■ **Your objective**: Lines of the data that contain the word "Edit" are the ones to copy.

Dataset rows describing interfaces
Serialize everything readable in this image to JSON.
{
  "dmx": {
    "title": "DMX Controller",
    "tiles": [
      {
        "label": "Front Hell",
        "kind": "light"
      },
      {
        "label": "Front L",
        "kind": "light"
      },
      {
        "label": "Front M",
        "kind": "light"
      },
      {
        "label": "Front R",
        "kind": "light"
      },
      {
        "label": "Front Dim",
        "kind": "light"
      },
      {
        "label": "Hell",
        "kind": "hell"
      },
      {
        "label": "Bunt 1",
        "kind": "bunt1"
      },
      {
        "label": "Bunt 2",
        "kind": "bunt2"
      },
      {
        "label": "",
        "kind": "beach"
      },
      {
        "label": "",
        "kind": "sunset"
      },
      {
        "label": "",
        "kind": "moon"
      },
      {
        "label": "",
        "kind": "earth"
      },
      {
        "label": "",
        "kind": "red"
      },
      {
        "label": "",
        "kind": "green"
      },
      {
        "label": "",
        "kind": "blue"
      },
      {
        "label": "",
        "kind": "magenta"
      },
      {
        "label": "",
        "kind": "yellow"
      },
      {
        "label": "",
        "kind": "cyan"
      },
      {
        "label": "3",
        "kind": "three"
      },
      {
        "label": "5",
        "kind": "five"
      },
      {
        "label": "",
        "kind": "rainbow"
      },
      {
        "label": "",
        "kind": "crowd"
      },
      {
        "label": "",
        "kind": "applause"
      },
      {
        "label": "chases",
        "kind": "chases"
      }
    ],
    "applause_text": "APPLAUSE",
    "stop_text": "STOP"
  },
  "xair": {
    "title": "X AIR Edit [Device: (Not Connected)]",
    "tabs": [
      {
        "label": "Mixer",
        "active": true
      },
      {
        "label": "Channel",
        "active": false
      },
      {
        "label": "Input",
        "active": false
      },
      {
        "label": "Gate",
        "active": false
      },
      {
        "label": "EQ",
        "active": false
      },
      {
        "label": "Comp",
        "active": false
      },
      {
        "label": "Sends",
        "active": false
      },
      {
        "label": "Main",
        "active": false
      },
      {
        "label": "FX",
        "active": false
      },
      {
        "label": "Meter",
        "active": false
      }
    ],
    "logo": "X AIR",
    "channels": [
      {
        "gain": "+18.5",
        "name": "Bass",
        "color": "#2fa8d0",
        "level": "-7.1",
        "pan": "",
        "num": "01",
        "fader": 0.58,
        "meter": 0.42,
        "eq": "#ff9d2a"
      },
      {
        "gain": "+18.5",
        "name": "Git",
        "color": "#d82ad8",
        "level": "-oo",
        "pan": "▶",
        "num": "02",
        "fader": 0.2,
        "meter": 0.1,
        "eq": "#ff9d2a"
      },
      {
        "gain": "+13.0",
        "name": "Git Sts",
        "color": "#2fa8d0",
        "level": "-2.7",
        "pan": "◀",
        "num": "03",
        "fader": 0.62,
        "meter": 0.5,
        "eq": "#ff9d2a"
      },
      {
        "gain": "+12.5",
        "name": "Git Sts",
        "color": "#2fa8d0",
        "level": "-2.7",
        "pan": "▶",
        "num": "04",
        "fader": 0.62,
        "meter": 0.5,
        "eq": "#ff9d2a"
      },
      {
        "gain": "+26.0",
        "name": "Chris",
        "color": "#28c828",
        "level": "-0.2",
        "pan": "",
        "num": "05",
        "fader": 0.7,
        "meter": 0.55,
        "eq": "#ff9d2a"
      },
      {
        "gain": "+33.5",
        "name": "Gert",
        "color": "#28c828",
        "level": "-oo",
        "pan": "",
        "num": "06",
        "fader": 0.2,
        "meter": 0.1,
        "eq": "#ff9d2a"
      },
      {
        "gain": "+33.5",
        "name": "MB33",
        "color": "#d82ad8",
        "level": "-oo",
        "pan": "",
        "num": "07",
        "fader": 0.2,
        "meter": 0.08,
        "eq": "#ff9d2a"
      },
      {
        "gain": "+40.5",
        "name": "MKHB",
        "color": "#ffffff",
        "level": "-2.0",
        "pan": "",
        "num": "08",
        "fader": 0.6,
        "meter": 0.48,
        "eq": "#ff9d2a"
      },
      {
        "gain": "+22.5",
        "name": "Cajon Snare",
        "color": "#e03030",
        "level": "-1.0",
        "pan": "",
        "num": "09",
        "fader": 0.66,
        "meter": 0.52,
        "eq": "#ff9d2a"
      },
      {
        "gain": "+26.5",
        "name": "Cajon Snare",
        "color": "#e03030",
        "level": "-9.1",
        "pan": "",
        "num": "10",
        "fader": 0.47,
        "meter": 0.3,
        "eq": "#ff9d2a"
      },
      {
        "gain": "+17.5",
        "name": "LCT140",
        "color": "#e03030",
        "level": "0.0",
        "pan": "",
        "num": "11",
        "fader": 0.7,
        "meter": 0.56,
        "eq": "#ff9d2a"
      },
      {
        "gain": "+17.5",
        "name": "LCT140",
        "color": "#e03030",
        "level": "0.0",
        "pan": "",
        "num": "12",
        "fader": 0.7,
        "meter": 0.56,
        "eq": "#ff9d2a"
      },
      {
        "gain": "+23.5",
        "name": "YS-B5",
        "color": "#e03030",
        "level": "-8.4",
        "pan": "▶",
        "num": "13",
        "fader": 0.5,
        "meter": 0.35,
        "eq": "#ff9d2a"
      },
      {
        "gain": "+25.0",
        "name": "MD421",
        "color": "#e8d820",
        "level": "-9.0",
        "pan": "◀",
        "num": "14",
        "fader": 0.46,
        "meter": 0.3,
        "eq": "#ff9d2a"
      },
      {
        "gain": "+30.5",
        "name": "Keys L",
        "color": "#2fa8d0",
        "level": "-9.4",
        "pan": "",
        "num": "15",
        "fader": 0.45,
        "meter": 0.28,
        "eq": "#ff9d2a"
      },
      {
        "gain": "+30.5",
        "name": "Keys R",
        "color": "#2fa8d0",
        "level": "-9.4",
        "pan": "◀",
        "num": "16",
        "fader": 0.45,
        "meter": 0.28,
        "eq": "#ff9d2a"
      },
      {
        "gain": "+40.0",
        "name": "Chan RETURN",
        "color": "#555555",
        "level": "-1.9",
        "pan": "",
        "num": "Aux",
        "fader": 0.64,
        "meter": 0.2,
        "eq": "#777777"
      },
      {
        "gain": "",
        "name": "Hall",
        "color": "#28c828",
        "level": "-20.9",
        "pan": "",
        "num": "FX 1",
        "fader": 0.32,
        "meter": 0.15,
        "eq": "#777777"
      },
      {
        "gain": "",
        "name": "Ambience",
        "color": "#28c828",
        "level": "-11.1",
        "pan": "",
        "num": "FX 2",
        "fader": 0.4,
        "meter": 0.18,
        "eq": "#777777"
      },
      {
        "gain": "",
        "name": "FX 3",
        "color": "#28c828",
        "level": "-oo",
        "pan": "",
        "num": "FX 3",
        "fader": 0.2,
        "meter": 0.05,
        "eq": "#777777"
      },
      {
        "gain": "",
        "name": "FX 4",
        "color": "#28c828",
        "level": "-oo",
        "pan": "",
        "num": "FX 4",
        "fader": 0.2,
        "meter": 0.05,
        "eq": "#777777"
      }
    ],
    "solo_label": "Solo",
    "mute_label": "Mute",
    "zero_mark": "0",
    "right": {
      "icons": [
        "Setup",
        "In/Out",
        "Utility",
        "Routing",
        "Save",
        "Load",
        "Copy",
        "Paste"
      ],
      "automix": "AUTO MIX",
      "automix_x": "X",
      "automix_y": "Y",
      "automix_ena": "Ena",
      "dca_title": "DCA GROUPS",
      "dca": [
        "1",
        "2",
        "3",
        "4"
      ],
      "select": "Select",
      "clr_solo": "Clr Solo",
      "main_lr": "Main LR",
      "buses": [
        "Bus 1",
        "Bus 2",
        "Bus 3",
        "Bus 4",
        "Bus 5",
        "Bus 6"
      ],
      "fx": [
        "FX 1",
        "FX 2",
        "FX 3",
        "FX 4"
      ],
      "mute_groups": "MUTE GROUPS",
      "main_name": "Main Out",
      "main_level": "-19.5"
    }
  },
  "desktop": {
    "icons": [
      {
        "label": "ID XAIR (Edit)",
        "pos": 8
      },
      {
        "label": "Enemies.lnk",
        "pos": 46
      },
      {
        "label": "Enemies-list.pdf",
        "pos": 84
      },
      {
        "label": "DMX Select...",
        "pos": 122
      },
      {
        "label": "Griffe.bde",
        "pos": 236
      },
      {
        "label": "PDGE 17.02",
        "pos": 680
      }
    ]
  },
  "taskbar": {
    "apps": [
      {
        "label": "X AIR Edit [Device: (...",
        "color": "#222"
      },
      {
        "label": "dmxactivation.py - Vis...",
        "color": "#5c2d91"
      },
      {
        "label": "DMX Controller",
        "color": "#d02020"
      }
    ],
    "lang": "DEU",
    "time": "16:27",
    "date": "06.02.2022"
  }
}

■ **Written response**:
    "title": "X AIR Edit [Device: (Not Connected)]",
        "label": "ID XAIR (Edit)",
        "label": "X AIR Edit [Device: (...",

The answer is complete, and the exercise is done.